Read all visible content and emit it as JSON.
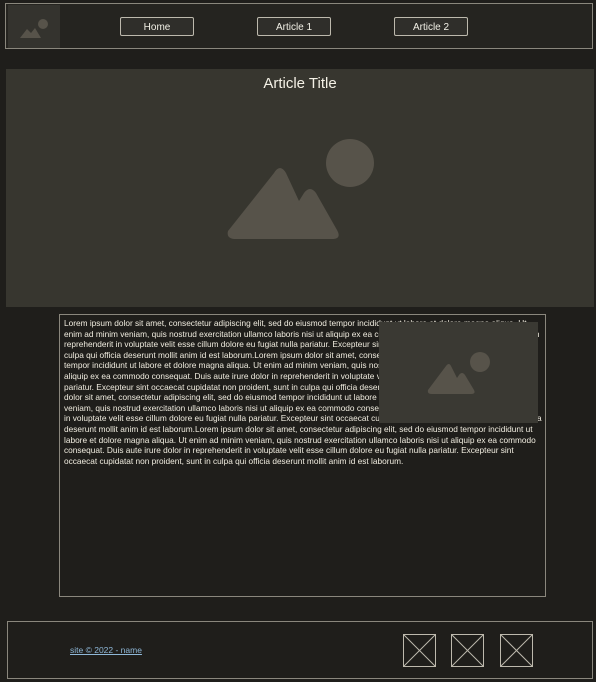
{
  "nav": {
    "items": [
      {
        "label": "Home"
      },
      {
        "label": "Article 1"
      },
      {
        "label": "Article 2"
      }
    ]
  },
  "hero": {
    "title": "Article Title",
    "image_icon": "image-placeholder-icon"
  },
  "article": {
    "body": "Lorem ipsum dolor sit amet, consectetur adipiscing elit, sed do eiusmod tempor incididunt ut labore et dolore magna aliqua. Ut enim ad minim veniam, quis nostrud exercitation ullamco laboris nisi ut aliquip ex ea commodo consequat. Duis aute irure dolor in reprehenderit in voluptate velit esse cillum dolore eu fugiat nulla pariatur. Excepteur sint occaecat cupidatat non proident, sunt in culpa qui officia deserunt mollit anim id est laborum.Lorem ipsum dolor sit amet, consectetur adipiscing elit, sed do eiusmod tempor incididunt ut labore et dolore magna aliqua. Ut enim ad minim veniam, quis nostrud exercitation ullamco laboris nisi ut aliquip ex ea commodo consequat. Duis aute irure dolor in reprehenderit in voluptate velit esse cillum dolore eu fugiat nulla pariatur. Excepteur sint occaecat cupidatat non proident, sunt in culpa qui officia deserunt mollit anim id est laborum.Lorem ipsum dolor sit amet, consectetur adipiscing elit, sed do eiusmod tempor incididunt ut labore et dolore magna aliqua. Ut enim ad minim veniam, quis nostrud exercitation ullamco laboris nisi ut aliquip ex ea commodo consequat. Duis aute irure dolor in reprehenderit in voluptate velit esse cillum dolore eu fugiat nulla pariatur. Excepteur sint occaecat cupidatat non proident, sunt in culpa qui officia deserunt mollit anim id est laborum.Lorem ipsum dolor sit amet, consectetur adipiscing elit, sed do eiusmod tempor incididunt ut labore et dolore magna aliqua. Ut enim ad minim veniam, quis nostrud exercitation ullamco laboris nisi ut aliquip ex ea commodo consequat. Duis aute irure dolor in reprehenderit in voluptate velit esse cillum dolore eu fugiat nulla pariatur. Excepteur sint occaecat cupidatat non proident, sunt in culpa qui officia deserunt mollit anim id est laborum.",
    "image_icon": "image-placeholder-icon"
  },
  "footer": {
    "copyright": "site © 2022 - name",
    "social_icons": [
      "social-placeholder-icon",
      "social-placeholder-icon",
      "social-placeholder-icon"
    ]
  },
  "colors": {
    "background": "#1f1e1b",
    "panel": "#37362f",
    "border": "#8a877d",
    "text": "#f1ede0",
    "link": "#8fb8d8",
    "placeholder_shape": "#57534a"
  }
}
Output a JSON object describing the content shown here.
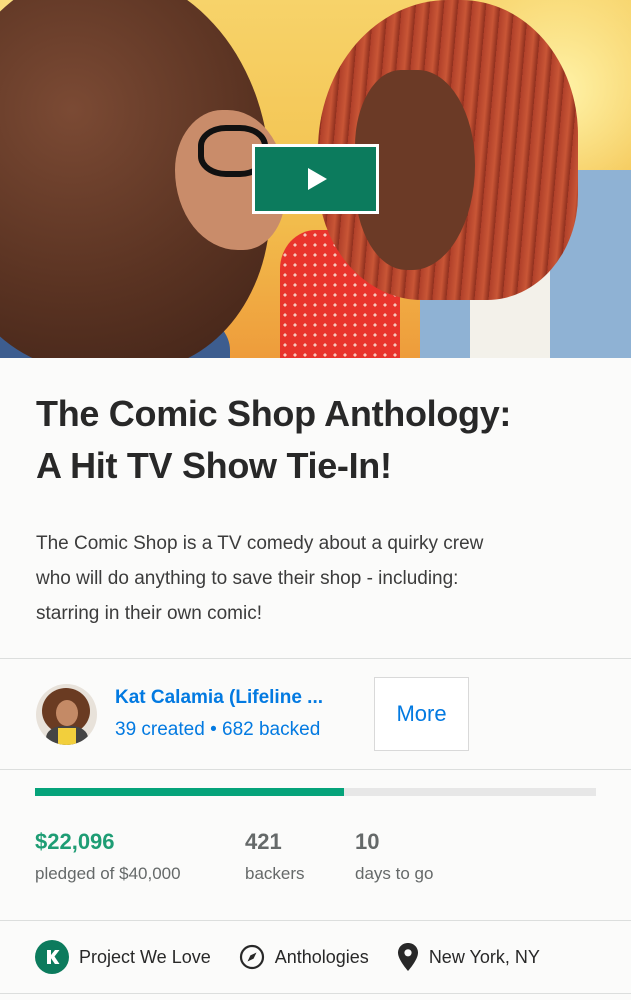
{
  "video": {
    "play_label": "Play video"
  },
  "project": {
    "title_line1": "The Comic Shop Anthology:",
    "title_line2": "A Hit TV Show Tie-In!",
    "blurb_line1": "The Comic Shop is a TV comedy about a quirky crew",
    "blurb_line2": "who will do anything to save their shop - including:",
    "blurb_line3": "starring in their own comic!"
  },
  "creator": {
    "name": "Kat Calamia (Lifeline ...",
    "created": "39 created",
    "separator": "•",
    "backed": "682 backed",
    "more_label": "More"
  },
  "funding": {
    "progress_fraction": 0.55,
    "pledged_amount": "$22,096",
    "pledged_label": "pledged of $40,000",
    "backers_count": "421",
    "backers_label": "backers",
    "days_count": "10",
    "days_label": "days to go"
  },
  "tags": {
    "pwl_label": "Project We Love",
    "category_label": "Anthologies",
    "location_label": "New York, NY"
  },
  "colors": {
    "link_blue": "#037ae1",
    "funded_green": "#05a37a",
    "play_button_green": "#0c7b5d"
  }
}
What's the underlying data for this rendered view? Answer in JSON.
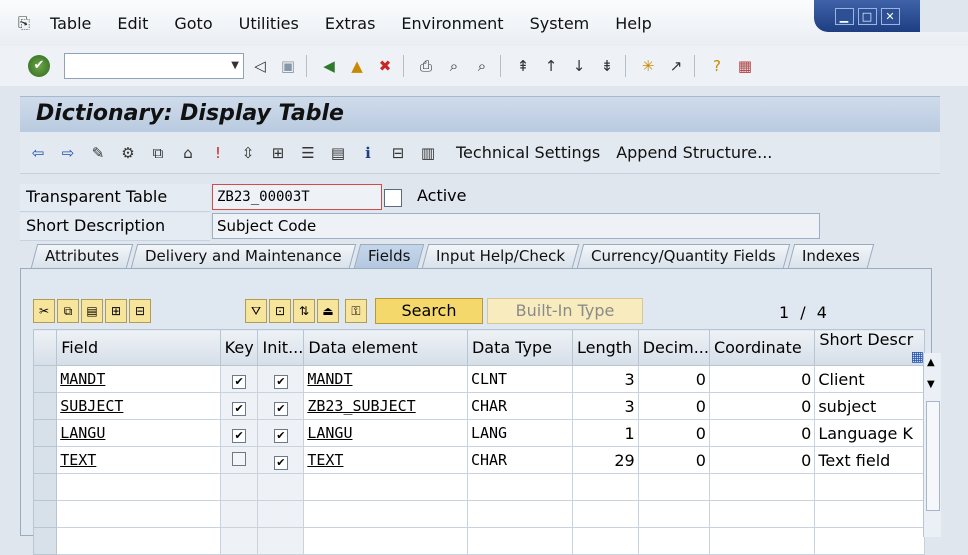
{
  "menu": {
    "items": [
      "Table",
      "Edit",
      "Goto",
      "Utilities",
      "Extras",
      "Environment",
      "System",
      "Help"
    ]
  },
  "window_controls": [
    "minimize",
    "maximize",
    "close"
  ],
  "command_field": {
    "value": ""
  },
  "title": "Dictionary: Display Table",
  "app_toolbar": {
    "technical_settings": "Technical Settings",
    "append_structure": "Append Structure..."
  },
  "header": {
    "table_label": "Transparent Table",
    "table_value": "ZB23_00003T",
    "status": "Active",
    "short_desc_label": "Short Description",
    "short_desc_value": "Subject Code"
  },
  "tabs": [
    "Attributes",
    "Delivery and Maintenance",
    "Fields",
    "Input Help/Check",
    "Currency/Quantity Fields",
    "Indexes"
  ],
  "active_tab": "Fields",
  "grid_toolbar": {
    "search": "Search",
    "builtin_type": "Built-In Type",
    "page": "1",
    "page_sep": "/",
    "page_total": "4"
  },
  "table": {
    "columns": [
      "Field",
      "Key",
      "Init...",
      "Data element",
      "Data Type",
      "Length",
      "Decim...",
      "Coordinate",
      "Short Descr"
    ],
    "rows": [
      {
        "field": "MANDT",
        "key": true,
        "init": true,
        "data_element": "MANDT",
        "data_type": "CLNT",
        "length": "3",
        "decimals": "0",
        "coordinate": "0",
        "short_desc": "Client"
      },
      {
        "field": "SUBJECT",
        "key": true,
        "init": true,
        "data_element": "ZB23_SUBJECT",
        "data_type": "CHAR",
        "length": "3",
        "decimals": "0",
        "coordinate": "0",
        "short_desc": "subject"
      },
      {
        "field": "LANGU",
        "key": true,
        "init": true,
        "data_element": "LANGU",
        "data_type": "LANG",
        "length": "1",
        "decimals": "0",
        "coordinate": "0",
        "short_desc": "Language K"
      },
      {
        "field": "TEXT",
        "key": false,
        "init": true,
        "data_element": "TEXT",
        "data_type": "CHAR",
        "length": "29",
        "decimals": "0",
        "coordinate": "0",
        "short_desc": "Text field"
      }
    ]
  },
  "colors": {
    "title_bg": "#b9cbe0",
    "search_btn": "#f4d86b",
    "window_ctl": "#1f3e82"
  }
}
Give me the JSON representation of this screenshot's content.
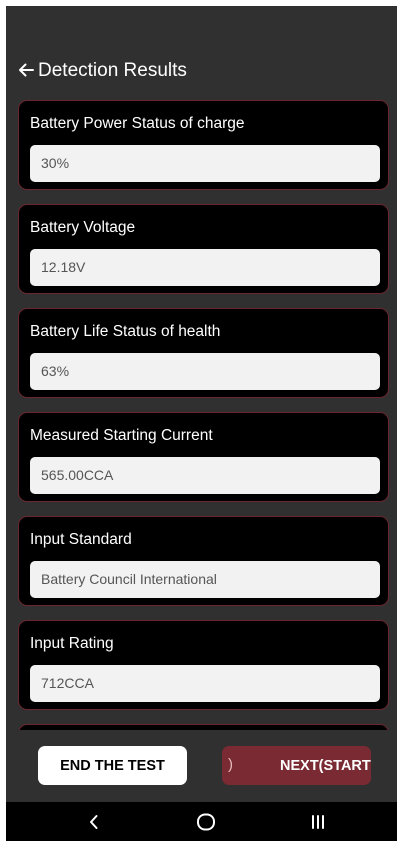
{
  "header": {
    "title": "Detection Results"
  },
  "cards": [
    {
      "label": "Battery Power Status of charge",
      "value": "30%"
    },
    {
      "label": "Battery Voltage",
      "value": "12.18V"
    },
    {
      "label": "Battery Life Status of health",
      "value": "63%"
    },
    {
      "label": "Measured Starting Current",
      "value": "565.00CCA"
    },
    {
      "label": "Input Standard",
      "value": "Battery Council International"
    },
    {
      "label": "Input Rating",
      "value": "712CCA"
    },
    {
      "label": "",
      "value": ""
    }
  ],
  "actions": {
    "end_label": "END THE TEST",
    "next_prefix": ")",
    "next_label": "NEXT(START"
  },
  "colors": {
    "background": "#303030",
    "card": "#000000",
    "card_border": "#6b2530",
    "field": "#f2f2f2",
    "accent": "#7a2a32"
  },
  "icons": {
    "back": "arrow-left-icon",
    "nav_back": "chevron-left-icon",
    "nav_home": "home-icon",
    "nav_recents": "recent-apps-icon"
  }
}
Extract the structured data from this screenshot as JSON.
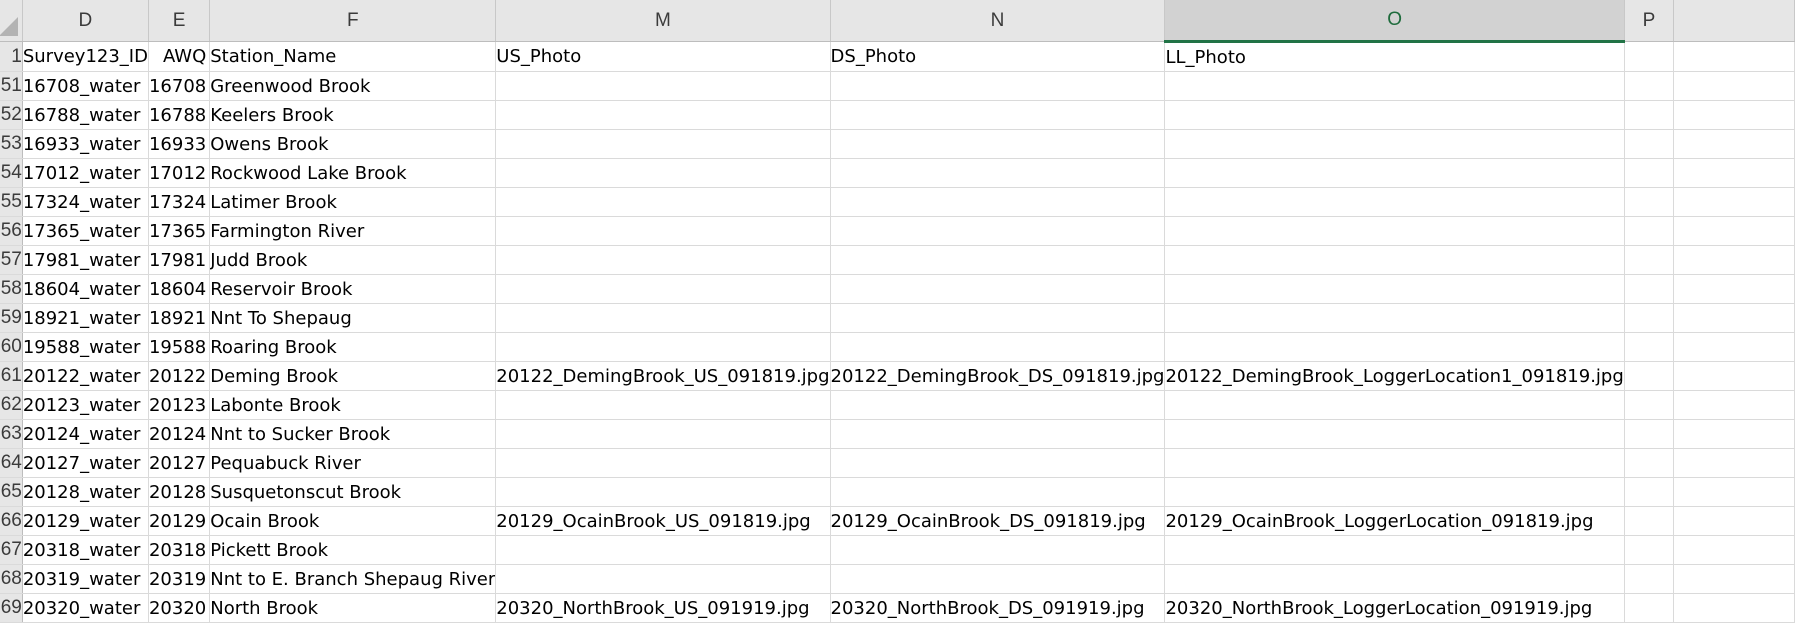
{
  "columns": {
    "D": "D",
    "E": "E",
    "F": "F",
    "M": "M",
    "N": "N",
    "O": "O",
    "P": "P"
  },
  "rows": [
    {
      "row": "1",
      "d": "Survey123_ID",
      "e": "AWQ",
      "f": "Station_Name",
      "m": "US_Photo",
      "n": "DS_Photo",
      "o": "LL_Photo",
      "p": ""
    },
    {
      "row": "51",
      "d": "16708_water",
      "e": "16708",
      "f": "Greenwood Brook",
      "m": "",
      "n": "",
      "o": "",
      "p": ""
    },
    {
      "row": "52",
      "d": "16788_water",
      "e": "16788",
      "f": "Keelers Brook",
      "m": "",
      "n": "",
      "o": "",
      "p": ""
    },
    {
      "row": "53",
      "d": "16933_water",
      "e": "16933",
      "f": "Owens Brook",
      "m": "",
      "n": "",
      "o": "",
      "p": ""
    },
    {
      "row": "54",
      "d": "17012_water",
      "e": "17012",
      "f": "Rockwood Lake Brook",
      "m": "",
      "n": "",
      "o": "",
      "p": ""
    },
    {
      "row": "55",
      "d": "17324_water",
      "e": "17324",
      "f": "Latimer Brook",
      "m": "",
      "n": "",
      "o": "",
      "p": ""
    },
    {
      "row": "56",
      "d": "17365_water",
      "e": "17365",
      "f": "Farmington River",
      "m": "",
      "n": "",
      "o": "",
      "p": ""
    },
    {
      "row": "57",
      "d": "17981_water",
      "e": "17981",
      "f": "Judd Brook",
      "m": "",
      "n": "",
      "o": "",
      "p": ""
    },
    {
      "row": "58",
      "d": "18604_water",
      "e": "18604",
      "f": "Reservoir Brook",
      "m": "",
      "n": "",
      "o": "",
      "p": ""
    },
    {
      "row": "59",
      "d": "18921_water",
      "e": "18921",
      "f": "Nnt To Shepaug",
      "m": "",
      "n": "",
      "o": "",
      "p": ""
    },
    {
      "row": "60",
      "d": "19588_water",
      "e": "19588",
      "f": "Roaring Brook",
      "m": "",
      "n": "",
      "o": "",
      "p": ""
    },
    {
      "row": "61",
      "d": "20122_water",
      "e": "20122",
      "f": "Deming Brook",
      "m": "20122_DemingBrook_US_091819.jpg",
      "n": "20122_DemingBrook_DS_091819.jpg",
      "o": "20122_DemingBrook_LoggerLocation1_091819.jpg",
      "p": ""
    },
    {
      "row": "62",
      "d": "20123_water",
      "e": "20123",
      "f": "Labonte Brook",
      "m": "",
      "n": "",
      "o": "",
      "p": ""
    },
    {
      "row": "63",
      "d": "20124_water",
      "e": "20124",
      "f": "Nnt to Sucker Brook",
      "m": "",
      "n": "",
      "o": "",
      "p": ""
    },
    {
      "row": "64",
      "d": "20127_water",
      "e": "20127",
      "f": "Pequabuck River",
      "m": "",
      "n": "",
      "o": "",
      "p": ""
    },
    {
      "row": "65",
      "d": "20128_water",
      "e": "20128",
      "f": "Susquetonscut Brook",
      "m": "",
      "n": "",
      "o": "",
      "p": ""
    },
    {
      "row": "66",
      "d": "20129_water",
      "e": "20129",
      "f": "Ocain Brook",
      "m": "20129_OcainBrook_US_091819.jpg",
      "n": "20129_OcainBrook_DS_091819.jpg",
      "o": "20129_OcainBrook_LoggerLocation_091819.jpg",
      "p": ""
    },
    {
      "row": "67",
      "d": "20318_water",
      "e": "20318",
      "f": "Pickett Brook",
      "m": "",
      "n": "",
      "o": "",
      "p": ""
    },
    {
      "row": "68",
      "d": "20319_water",
      "e": "20319",
      "f": "Nnt to E. Branch Shepaug River",
      "m": "",
      "n": "",
      "o": "",
      "p": ""
    },
    {
      "row": "69",
      "d": "20320_water",
      "e": "20320",
      "f": "North Brook",
      "m": "20320_NorthBrook_US_091919.jpg",
      "n": "20320_NorthBrook_DS_091919.jpg",
      "o": "20320_NorthBrook_LoggerLocation_091919.jpg",
      "p": ""
    }
  ],
  "selected_column": "O",
  "colors": {
    "header_bg": "#e6e6e6",
    "selected_header_bg": "#d2d2d2",
    "selected_accent": "#217346",
    "gridline": "#dadada"
  }
}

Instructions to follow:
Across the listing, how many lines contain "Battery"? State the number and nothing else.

Response to this exercise:
4